|San Luis Valley, Colorado|
Location: San Luis Valley, Colorado, USA
Opened/Closed: Plea to establish women's colony published November 6, 1885
As I dig around in the archives, it becomes more and more apparent that the idea of womyn's land is not something unique to the second wave of the women's movement. On the contrary, it is an idea with very old and extensive roots.
I can find no evidence (thus far) that the San Luis Women's Colony ever got past the dreaming stage. But the idea is still provocative, even as Olive Wright struggled with the social and economic class differences between women. Notice that problem of boundary enforcement was also not well thought out--a problem which has long plagued the creation and maintenance of womyn's space.
From the New York Times, November 6, 1885:
A QUEER PROJECT.
A COLONY OF WOMEN TO BE FOUNDED IN COLORADO, PERHAPS.
From the Denver (Col.) Tribune.
Mrs. Olive Wright, of Denver, says that there is to be a women's colony in Colorado, and talks in this way about it: "In the first place, there are a great many Eastern women who have capital to invest and who desire to put it into something that will benefit women. They can't do anything like that in Eastern towns, because popular prejudice is against it. Getting out here will grant them room and liberty; they can do what they like, and I think they will like to do considerable. I have the authority of several gifted and wealthy women in Boston and New-York on this question. I know whereof I speak."
"Where do you propose locating this colony?"
"In the beautiful, smiling valley of the San Luis. That is where I want to pitch a tent, the work in which shall redound to the honor and glory of women. Rich women will build up the colony, and poor women will come here and establish industries by which to support themselves. They will likely engage in bee culture, silk culture, the raising of small fruits, the raising of domestic animals, the manufacturing of preserves and jellies, and various other similar industries."

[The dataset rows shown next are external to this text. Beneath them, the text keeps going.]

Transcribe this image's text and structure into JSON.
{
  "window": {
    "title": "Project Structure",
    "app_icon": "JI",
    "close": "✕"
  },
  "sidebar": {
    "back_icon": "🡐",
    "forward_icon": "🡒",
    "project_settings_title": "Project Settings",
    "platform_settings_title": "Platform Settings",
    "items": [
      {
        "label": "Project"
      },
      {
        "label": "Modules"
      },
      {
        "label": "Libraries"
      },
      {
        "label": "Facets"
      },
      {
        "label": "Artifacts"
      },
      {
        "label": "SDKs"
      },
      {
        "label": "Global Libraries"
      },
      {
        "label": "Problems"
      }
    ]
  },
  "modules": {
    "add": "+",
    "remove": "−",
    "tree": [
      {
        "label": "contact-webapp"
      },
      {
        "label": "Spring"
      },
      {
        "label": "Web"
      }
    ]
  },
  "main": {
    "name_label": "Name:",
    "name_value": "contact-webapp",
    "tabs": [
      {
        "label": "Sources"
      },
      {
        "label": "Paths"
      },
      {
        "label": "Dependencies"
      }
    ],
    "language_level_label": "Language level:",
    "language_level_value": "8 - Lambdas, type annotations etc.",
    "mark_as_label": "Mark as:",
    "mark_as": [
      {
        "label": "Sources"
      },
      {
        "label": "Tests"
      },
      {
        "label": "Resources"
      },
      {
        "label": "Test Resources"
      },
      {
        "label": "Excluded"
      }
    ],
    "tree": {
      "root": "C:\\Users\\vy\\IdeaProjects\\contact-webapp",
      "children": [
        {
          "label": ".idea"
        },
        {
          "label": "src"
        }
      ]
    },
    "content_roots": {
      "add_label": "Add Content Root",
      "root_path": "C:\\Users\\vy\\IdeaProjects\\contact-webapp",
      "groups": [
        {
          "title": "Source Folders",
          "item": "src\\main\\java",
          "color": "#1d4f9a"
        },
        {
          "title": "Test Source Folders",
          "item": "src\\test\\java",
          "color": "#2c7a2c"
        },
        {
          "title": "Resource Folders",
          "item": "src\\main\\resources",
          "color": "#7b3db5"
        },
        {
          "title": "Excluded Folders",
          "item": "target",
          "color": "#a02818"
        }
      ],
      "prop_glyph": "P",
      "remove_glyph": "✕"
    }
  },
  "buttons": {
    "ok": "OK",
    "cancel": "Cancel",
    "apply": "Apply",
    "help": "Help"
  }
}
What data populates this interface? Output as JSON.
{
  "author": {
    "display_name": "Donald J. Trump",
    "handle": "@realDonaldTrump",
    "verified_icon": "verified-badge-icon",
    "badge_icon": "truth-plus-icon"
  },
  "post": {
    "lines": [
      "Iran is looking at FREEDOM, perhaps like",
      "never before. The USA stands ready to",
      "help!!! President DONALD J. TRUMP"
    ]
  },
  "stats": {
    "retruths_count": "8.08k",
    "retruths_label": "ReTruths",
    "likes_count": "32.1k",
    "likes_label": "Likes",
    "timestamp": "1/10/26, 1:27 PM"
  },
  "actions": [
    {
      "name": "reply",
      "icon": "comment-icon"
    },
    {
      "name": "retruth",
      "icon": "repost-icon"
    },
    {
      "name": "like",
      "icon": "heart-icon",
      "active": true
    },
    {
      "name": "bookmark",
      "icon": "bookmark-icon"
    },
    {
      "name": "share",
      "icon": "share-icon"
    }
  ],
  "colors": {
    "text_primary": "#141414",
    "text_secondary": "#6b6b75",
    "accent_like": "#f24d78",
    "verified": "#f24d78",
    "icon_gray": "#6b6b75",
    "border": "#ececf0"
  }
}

Somebody asked her the other day if men were to be excluded from the women's colony in the San Luis Valley. She replied that that was the queerest question ever put to her; said she didn't think barbed wire fences would have any effect in keeping them out of the colony, and she had no idea of keeping a dozen sturdy Amazons on watch, as the fair ladies did in "The Princess." It is understood there will be plenty of men on hand in the immediate vicinity of the sunny San Luis about the time the famous colony is started. This rather knocks the poetry out the scheme, but its practical advantages may thus be enhanced. Men won't have any glory down there anyway; they will have to resign themselves to being overshadowed from the beginning. They will do nicely to fill in the background, and may sometimes be intrusted [sic] with the duties of understewards. As for figuring extensively, their sex is against them, and they will be kept down.
It appears that Mrs. Olive Wright was a prosperous Colorado cattle rancher, newspaper columnist, and suffragist who made at least two attempts to start a women's colony in Colorado. In her book Three Visits to America, Emily Faithfull provides a vivid description of Olive Wright in 1884.